Joe Reich's latest book is an enjoyable journey through the vanished world of 1970s Melbourne — focusing on the intersecting lives of a doctor at a major urban hospital and an engineer working on the doomed first attempt to build the Westgate bridge. It is a masculine world of prejudice, misconceptions and cigarette smoke. This draft of the cover features an inverted image of the bridge in its incomplete stage and a troubled Melbourne sky.
Author Natalie Gretton recovered from the recent bankruptcy of her publisher by holding a very successful book launch. Here is her account of the event:
My young adult medieval adventure novel was due for release five weeks after the publisher went into liquidation. After negotiation with the printers, I purchased the 1500 copies of The Healer of Marchmont. Neither my husband Mike of I had much idea of how to market the book to sell so listened to anyone who had advice for us.
I was offered our local Neighbourhood Centre to have a book launch and chose a date some weeks from that. Flyers went out to the whole town and outlying areas of Trentham through the postal service advertising the launch using the cover of the book, part of the blurb and a little about me. I also placed books in the local Trentham bookstore, Aesop’s Attic in Kyneton, New Leaves bookshop in Woodend, Stoneman’s Bookroom in Castlemaine and Paradise Books in Daylesford. These are on a commission basis. Friends were contacted by email, on Facebook, through my new website set up by my IT guru son, and word of mouth. A visit by friends who live in Canberra was good, because they took a box of 64 books back with them to sell for me. At present there are 5 books in Harry Hartog book shop in Woden, Canberra and more are being advertised by the friends. Other people took 10 books and sold those as well.

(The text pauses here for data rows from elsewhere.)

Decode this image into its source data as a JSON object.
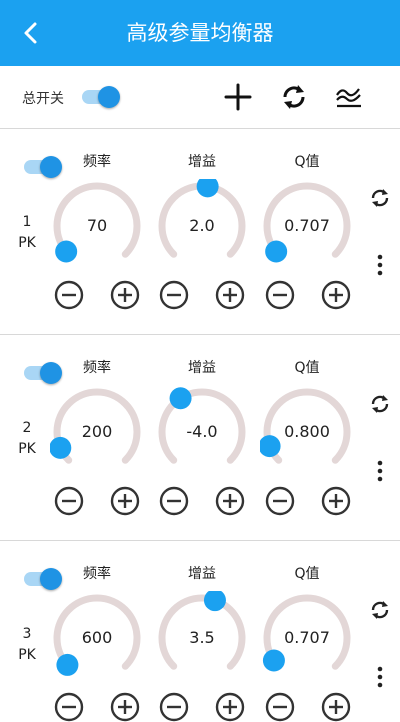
{
  "header": {
    "title": "高级参量均衡器"
  },
  "toolbar": {
    "master_label": "总开关",
    "master_on": true
  },
  "labels": {
    "freq": "频率",
    "gain": "增益",
    "q": "Q值"
  },
  "colors": {
    "accent": "#1ba1f0",
    "knob_dot": "#1ba1f0",
    "track": "#e3d7d7"
  },
  "bands": [
    {
      "index": "1",
      "type": "PK",
      "enabled": true,
      "freq": "70",
      "gain": "2.0",
      "q": "0.707",
      "freq_level": 0.02,
      "gain_level": 0.53,
      "q_level": 0.02
    },
    {
      "index": "2",
      "type": "PK",
      "enabled": true,
      "freq": "200",
      "gain": "-4.0",
      "q": "0.800",
      "freq_level": 0.08,
      "gain_level": 0.38,
      "q_level": 0.09
    },
    {
      "index": "3",
      "type": "PK",
      "enabled": true,
      "freq": "600",
      "gain": "3.5",
      "q": "0.707",
      "freq_level": 0.01,
      "gain_level": 0.57,
      "q_level": 0.04
    }
  ]
}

The book launch went very well. The day was lovely, sunny, still and warm. People came from many different places and were old and new friends we have known for short times and long times. We had some local people attend as well. Fifty people were here altogether. Some people had bought the book earlier and came to give comments about it or to get it signed for their children and grandchildren. Diane Parsons, a local retired secondary school teacher launched the book for me and after that, a critique was given by Charlie Wells. Charlie’s mother is the manager at the Trentham Neighbourhood Centre and had asked Charlie to read the book. His comments were very interesting and insightful for a ten year old young man. All the comments we had on the day and in emails since have been very positive. The day of the launch we sold $500 worth of books which did not include more that were sold prior to the launch.
There are still very many books to sell but at least I have more than some other writers who were left in the lurch. I think I was more fortunate than some other writers as I now have my book in print. Others were left with nothing to show for all their hard work and will now have to negotiate with another publisher.
So with a bit of advice and some energetic emailing, phoning, flyer producing and a launch with a good afternoon, good friends, some lovely snacks and a few drinks, one can recover from what could have been a total disaster.
I must say here that Julie Athanasiou, my editor and Luke Harris, my designer, have been most helpful. Luke has been in contact regularly and is most supportive of everything I have done. Thank you, Luke.
Natalie's website can be found here.